Social movements are only successful whenever those who participate in the movement can convince those in power to listen to their collective voice. In essence, social movements take much time, patience, blood, sweat and tears; however, they are by far the most democratic and successful method of affecting true change.

Change can begin in the streets of New York or on Clifton Road. There are hundreds of brave souls who are, in essence, truly wishing to tell the world that they are aware of the causes behind Garner’s, Brown’s and many others’ deaths, and that they are angry.
Yet, change only continues if movements can propose solutions and create harmony out of discord. This aspect of the social movement is what requires even more effort than the former. While peaceful protest is the beginning of a necessary dialogue, there are other aspects of the solution that need to be maintained in order for a social movement to be successful.
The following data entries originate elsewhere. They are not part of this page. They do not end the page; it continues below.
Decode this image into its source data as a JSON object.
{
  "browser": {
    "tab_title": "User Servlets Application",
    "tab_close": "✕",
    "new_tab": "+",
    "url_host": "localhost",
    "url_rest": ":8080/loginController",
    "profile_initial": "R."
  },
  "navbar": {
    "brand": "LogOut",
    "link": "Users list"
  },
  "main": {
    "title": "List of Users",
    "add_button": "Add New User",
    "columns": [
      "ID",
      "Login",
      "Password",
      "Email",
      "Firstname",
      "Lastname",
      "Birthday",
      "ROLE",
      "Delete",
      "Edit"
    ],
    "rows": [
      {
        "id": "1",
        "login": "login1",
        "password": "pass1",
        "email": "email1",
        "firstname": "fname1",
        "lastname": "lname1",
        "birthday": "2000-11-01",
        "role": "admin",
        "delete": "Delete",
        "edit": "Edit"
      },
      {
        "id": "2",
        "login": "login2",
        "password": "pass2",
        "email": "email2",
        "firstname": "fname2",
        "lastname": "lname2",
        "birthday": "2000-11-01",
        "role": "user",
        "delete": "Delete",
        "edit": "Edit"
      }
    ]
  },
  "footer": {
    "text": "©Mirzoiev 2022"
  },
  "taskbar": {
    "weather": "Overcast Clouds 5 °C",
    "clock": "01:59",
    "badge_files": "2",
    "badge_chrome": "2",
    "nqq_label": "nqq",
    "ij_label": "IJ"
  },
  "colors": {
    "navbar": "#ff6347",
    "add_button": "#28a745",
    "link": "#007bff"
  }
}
Awareness, education and the willingness to compromise are distinct elements of a successful social movement.

Thus we, the Emory community, have the ability to affect what is happening around us. We can protest, we can stand in the streets, we can shout at the top of our lungs. We can become social activists, civil rights lawyers and politicians who listen to the will of the people. We were blessed with this opportunity, the opportunity to cultivate our minds and discuss with those around us these horrible events without fear of repercussion.

The potential for the discussion that could occur at Emory can extend far beyond the reaches of the classroom or Wonderful Wednesday. At Emory, as with many universities across the nation, the community has the ability to engage in a dialogue without fear of persecution. We can be the voice of strength for the weak. We can speak for the minority struggling for representation. We can protest an injustice in the library without fear of being attacked. Solidarity is very possible; however, an informed public declaration of injustice involves that all those wishing to participate in a dialogue advocating for change be aware of both the problems and potential solutions.

Finals are around the corner, which will make it much more difficult on the community to actually focus on this issue. However, the only way we can extend this discussion is if we keep Brown and Garner alive in our minds and hearts. I am not urging aggravating protest or violence by any means, but rather awareness of what happened these past couple of weeks, and how these events relate to critical flaws in our society.

Emory students can create a movement that extends beyond our university, but this requires a continued dedication towards understanding just how our system is broken. This commitment is the first step to contributing towards the social movement rather than contributing towards prejudice. We cannot go to sleep and think these events are isolated and over. We cannot allow the dreams of those grieving for Michael Brown and Eric Garner to die.

Somnath Das is a College sophomore from Warner Robins, Georgia.